The Gospels present us with many stories told by Jesus. These parables offer glimpses of what God is like. In Luke’s Gospel (Luke 16:1-13) we catch sight of the generous loving God as revealed by Jesus himself. This parable tells the story of a rich man who had a servant managing his wealth. The manager was accused of “squandering” his wealth and so was fired. Recognizing he was in a tight spot, the manager decided to change the debts owed to his former employer. This he thought would make him new friends at this difficult time. Surprise - the rich man commended the dishonest manager for his shrewdness. What a strange story! What is the point Jesus is making here? Perhaps there are many.

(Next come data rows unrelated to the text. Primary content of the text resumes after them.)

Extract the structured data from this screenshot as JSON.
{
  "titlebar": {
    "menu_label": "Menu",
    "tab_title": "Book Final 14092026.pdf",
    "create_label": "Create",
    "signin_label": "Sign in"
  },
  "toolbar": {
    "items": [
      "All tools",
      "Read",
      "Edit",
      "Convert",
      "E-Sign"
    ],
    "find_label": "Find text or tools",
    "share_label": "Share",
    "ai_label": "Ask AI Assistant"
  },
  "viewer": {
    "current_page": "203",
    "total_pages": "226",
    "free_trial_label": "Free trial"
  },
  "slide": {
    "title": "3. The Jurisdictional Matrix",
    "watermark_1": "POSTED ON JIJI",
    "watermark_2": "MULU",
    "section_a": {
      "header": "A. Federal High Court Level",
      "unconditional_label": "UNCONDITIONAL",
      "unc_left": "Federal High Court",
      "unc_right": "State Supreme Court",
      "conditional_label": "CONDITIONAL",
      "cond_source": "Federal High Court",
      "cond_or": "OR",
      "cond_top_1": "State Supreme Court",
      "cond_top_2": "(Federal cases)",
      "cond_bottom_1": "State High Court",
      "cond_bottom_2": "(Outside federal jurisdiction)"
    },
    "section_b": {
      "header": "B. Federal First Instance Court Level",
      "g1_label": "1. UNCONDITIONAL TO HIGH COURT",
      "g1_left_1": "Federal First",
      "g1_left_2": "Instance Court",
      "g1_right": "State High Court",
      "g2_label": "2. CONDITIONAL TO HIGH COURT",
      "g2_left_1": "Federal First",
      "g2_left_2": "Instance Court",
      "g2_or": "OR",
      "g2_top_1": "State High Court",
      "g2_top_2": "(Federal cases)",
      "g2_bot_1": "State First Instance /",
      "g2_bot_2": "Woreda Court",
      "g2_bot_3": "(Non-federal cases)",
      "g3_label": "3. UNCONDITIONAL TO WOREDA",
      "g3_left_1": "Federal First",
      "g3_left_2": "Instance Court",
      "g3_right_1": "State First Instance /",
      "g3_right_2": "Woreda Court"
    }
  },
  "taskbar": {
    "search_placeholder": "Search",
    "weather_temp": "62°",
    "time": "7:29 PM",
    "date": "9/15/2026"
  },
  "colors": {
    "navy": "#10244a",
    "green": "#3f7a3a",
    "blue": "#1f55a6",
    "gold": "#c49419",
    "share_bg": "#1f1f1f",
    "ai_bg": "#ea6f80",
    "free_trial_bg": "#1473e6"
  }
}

One key point is clearer when we see the location of this story in Luke’s Gospel. It follows directly after a parable which is very familiar to us, the story of the Prodigal Son (Luke 15:11-32). Here the younger son of a man demands his share of the family wealth. He goes away and “squanders” his share. In dire straits, he decides to return home to his father. But filled with guilt he determines that he can no longer be regarded as a member of the family, only a slave to his father. Surprise – the father spots the son returning. Overwhelmed with joy, he runs out to gather the wayward one into his arms. No mention of the “squandering”, no mention of the thoughtlessness of the son and his desertion of the family. These two parables shown together are revelations of how God sees us.
As persons, as communities, as a global humanity we are gifted with many resources, much wealth. These are ours to use, in trust from God. How do we use this wealth of resources human, natural, economic? Sometimes we “squander” what we have been given. The temptation to treat it as held only for our own use or to seize it from others can overtake us, as individuals, communities or nations. In this, like the manager or the younger son, we betray the trust.
The two stories reveal God’s response. It is a surprising one. God’s eyes are ever ready to see beyond the failings. The debts and sins, the hurts and broken trust cannot stand in the way of God’s vision. God’s unconditional love ever recognizes the goodness of each and every person, even if the person themselves may be blind to it.
Luke presents us with these two parables as Jesus’ way of proclaiming a faith in God as ever ready to reconcile and heal. The stories express a faith in a God who challenges us with wealth, gifts and resources, in trust. At the same time, they present a God whose unconditional love can see beyond our failures to live up to this trust. It is a love that can see beyond our failures to the goodness with which God has gifted us.
The two parables express a further point, another challenge. The central characters in the stories, the prodigal son and the manager undergo conversions, changes of view and heart. In their own individual ways, each of them begins to see that their life is threatened and that they must change direction. Both recognized that what they thought was theirs, was in fact not something they held in permanence. The young man needed to reconnect with his family. The manager needed to find a new circle of connection with the debtors.
One might question the routes each character took for this change, but Luke indicates that the very effort to undertake a change of heart and direction does begin a rebuilding of trust and connection.